Vocational Health in a Post-Church Era!

Reading time: two minutes. Here’s some statistics from Barna Trends 2018 that show how respect for our profession as church workers is rapidly diminishing.  When asked “Do the following people/institutions have your best interests in mind?” it’s not surprising that America responded, Government: 6% and Universities: 16%, but it’s heartbreaking that Clergy came in at only 36%. People think we don’t care.  This is going to hard on us as a vocation, and especially hard on the youngest among us and those young people with whom we try to discuss the joys of ministry.
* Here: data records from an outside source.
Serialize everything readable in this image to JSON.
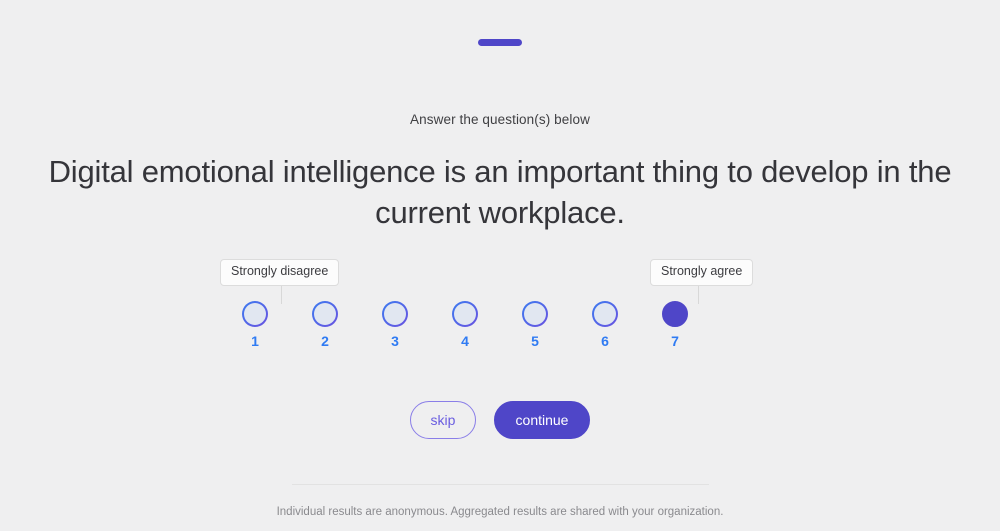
{
  "theme": {
    "background": "#efeff0",
    "accent": "#4f46c8",
    "accent_light": "#8a7ee8",
    "number_color": "#2f7bf3",
    "dot_fill": "#e1e7f1",
    "text_dark": "#35353a",
    "text_muted": "#8a8a8e"
  },
  "progress": {
    "label": ""
  },
  "survey": {
    "prompt": "Answer the question(s) below",
    "question": "Digital emotional intelligence is an important thing to develop in the current workplace.",
    "scale": {
      "low_label": "Strongly disagree",
      "high_label": "Strongly agree",
      "options": [
        {
          "value": "1",
          "selected": false
        },
        {
          "value": "2",
          "selected": false
        },
        {
          "value": "3",
          "selected": false
        },
        {
          "value": "4",
          "selected": false
        },
        {
          "value": "5",
          "selected": false
        },
        {
          "value": "6",
          "selected": false
        },
        {
          "value": "7",
          "selected": true
        }
      ],
      "selected_value": "7"
    },
    "actions": {
      "skip_label": "skip",
      "continue_label": "continue"
    },
    "footer_note": "Individual results are anonymous. Aggregated results are shared with your organization."
  }
}
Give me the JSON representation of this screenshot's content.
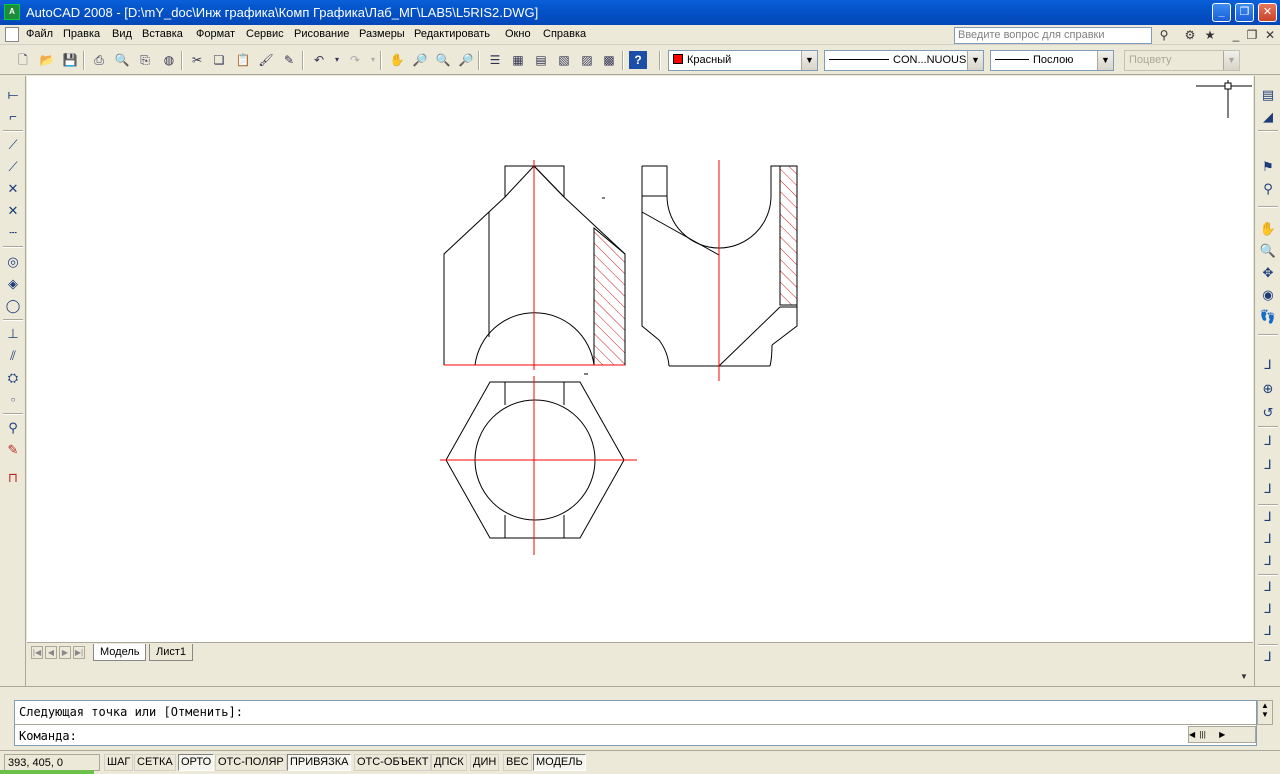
{
  "window": {
    "title": "AutoCAD 2008 - [D:\\mY_doc\\Инж графика\\Комп Графика\\Лаб_МГ\\LAB5\\L5RIS2.DWG]",
    "app_icon": "autocad-logo-icon"
  },
  "menu": {
    "items": [
      "Файл",
      "Правка",
      "Вид",
      "Вставка",
      "Формат",
      "Сервис",
      "Рисование",
      "Размеры",
      "Редактировать",
      "Окно",
      "Справка"
    ],
    "help_placeholder": "Введите вопрос для справки"
  },
  "toolbar": {
    "color": "Красный",
    "color_hex": "#ff0000",
    "linetype": "CON...NUOUS",
    "lineweight": "Послою",
    "plotstyle": "Поцвету"
  },
  "tabs": {
    "items": [
      "Модель",
      "Лист1"
    ],
    "active": "Модель"
  },
  "command": {
    "history": "Следующая точка или [Отменить]:",
    "prompt": "Команда:"
  },
  "status": {
    "coords": "393, 405, 0",
    "toggles": [
      {
        "label": "ШАГ",
        "on": false
      },
      {
        "label": "СЕТКА",
        "on": false
      },
      {
        "label": "ОРТО",
        "on": true
      },
      {
        "label": "ОТС-ПОЛЯР",
        "on": false
      },
      {
        "label": "ПРИВЯЗКА",
        "on": true
      },
      {
        "label": "ОТС-ОБЪЕКТ",
        "on": false
      },
      {
        "label": "ДПСК",
        "on": false
      },
      {
        "label": "ДИН",
        "on": false
      },
      {
        "label": "ВЕС",
        "on": false
      },
      {
        "label": "МОДЕЛЬ",
        "on": true
      }
    ]
  },
  "drawing": {
    "line_color": "#000000",
    "axis_color": "#ff0000",
    "hatch_color": "#cc2222"
  }
}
Vocational health in these challenging days will require some thick skin. There’s more from Barna’s research.  When asked, “Are pastors influential in the community?” people responded “Very” only 19% of the time, but “Not at all” 24% of the time.  They also asked, “Are pastors a credible source of insight on today’s issues?” Only 21% believed pastors are “Very credible.”  25% said “No” or “Not very credible” and another 15% said they were not sure. That’s not very encouraging. When pastors hit the headlines it’s not usually positive news.  Scandals of abuse, criminality and misbehavior have discredited all of us.  Social media have made it difficult for pastors because of the rapid communication of bad news, but also because of the positives.  We’re always being compared to both the worst and to the best. I’m convinced that the greatest burden pastors and commissioned ministers face in congregational life are the unrealistic expectations.  Nobody can be super-human either morally or professionally, but that’s often the standard by which we are measured. Stuart Briscoe once said that “A pastor must have the heart of a child, the mind of a scholar, and the skin of a rhinoceros.”  There’s a kernel of truth in all three of those statements, but I think the last one is a bit of wisdom to take to heart. The prophets of old were often slandered, abused and rejected by the authorities of their age.  King Amaziah didn’t give the prophet Amos one lick of credit or one minute of his attention and ultimately told him to get lost, to go back to where he came. Because of his confidence in the call of God, confidence which is critical to vocational health,  Amos had skin thick enough to tell the King, “The Lord took me from tending the flock and said to me, ‘Go, prophesy to my people Israel.’ Now then, hear the word of the Lord” (Amos 7:15-16). I pray that the certainty of God’s call on your life and the promise of His blessing and strength will give you that same kind of thick skin. Thanks for reading. A Congregational Wellness Weekend is designed to help create a ministry environment at your church or school where professional church workers can thrive and serve joyfully in their calling at top capacity. Let’s start the conversation today! Find more information on our website or contact Program Director Darrell Zimmerman to learn more.